Diabetes or high blood sugar is a common health issue among many Indians today. Over the years, the number of diabetes cases has grown substantially. The fifth edition of Diabetes Atlas, published in 2011 by the International Diabetes Federation (IDF), shows India as second among the global countries with people suffering from diabetes.
According to estimates, 6.13 crore people in India have diabetes. It is also appalling to note that 1 in every 10 Indian adults in the age group 20-79 years is suffering from this disorder. The Diabetes Atlas shows India with the largest regional mortality, with 983 diabetes-related deaths in 2011.
Statistics on diabetes in India are always frightening. The number of diabetics in the country grew to 6.13 crore in 2011 from 1.9 crore in 1995. Given the trend, India would have an appalling 10 crore people with diabetes by 2030.
Type II diabetes: the most common in India – In India, two types of diabetes have been diagnosed: ‘Type I diabetes’ and ‘Type II diabetes’.
Type I diabetes: Type I diabetes is most commonly seen in children and young adults below the age of 40 years. This condition arises when the body is unable to produce insulin. Though, this type of diabetes is rare in other parts of the world, India still houses significant number of children suffering from Type I diabetes. According to IDF, India topped the list of countries with high incidence of diabetes, with an estimated 1,12,000 children having diabetes in 2011. The early occurrence of the disorder increases the probability of concomitant complications; this is the major concern with this type of diabetes.
Type II diabetes: This is, indeed, common in India.

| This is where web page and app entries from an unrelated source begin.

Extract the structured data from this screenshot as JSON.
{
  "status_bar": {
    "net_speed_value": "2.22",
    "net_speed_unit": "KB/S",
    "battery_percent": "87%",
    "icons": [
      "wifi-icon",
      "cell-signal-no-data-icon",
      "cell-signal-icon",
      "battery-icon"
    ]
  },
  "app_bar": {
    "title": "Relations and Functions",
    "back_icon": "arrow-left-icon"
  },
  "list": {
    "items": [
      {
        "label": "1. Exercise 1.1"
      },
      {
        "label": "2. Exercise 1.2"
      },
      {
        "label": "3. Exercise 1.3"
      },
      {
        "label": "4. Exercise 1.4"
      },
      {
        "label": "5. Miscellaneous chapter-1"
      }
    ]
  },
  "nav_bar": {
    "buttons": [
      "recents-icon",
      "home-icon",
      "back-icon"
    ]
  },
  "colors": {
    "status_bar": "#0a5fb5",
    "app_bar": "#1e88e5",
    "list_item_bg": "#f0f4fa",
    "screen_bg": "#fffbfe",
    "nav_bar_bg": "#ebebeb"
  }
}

It occurs because of the inability of the body cells to utilize the produced insulin. As a result glucose builds up in the blood leading to high blood sugar or diabetes. Genetic and lifestyle factors are the major causes of this disorder. Most commonly found in people above 40 years .
•Prevalence is more in educated urban group: Surprisingly, in India it is the educated and affluent urban group that is highly affected by diabetes than the poor, uneducated rural people. Studies show while prevalence of diabetes in non-obese, physically active, rural Indians is only 0.7%, it peaks to 11% among the obese Diabetes Herbal Medicineand sedentary urban people.
Causes of high prevalence of diabetes in India: Studies conducted on the high prevalence of diabetes in India furnish almost the same factors that lead to the disorder. They are:
•Genetic predisposition: Indians are more prone to diabetes because of a greater genetic susceptibility. This factor appears to play a major role in the occurrence of type II diabetes. Compared to the western population, a strong familial aggregation of diabetes is observed in Indians. A high prevalence is seen in first-degree relatives and vertical transmission through two or more generations. It is also observed that most Indian diabetic patients had both diabetic parents.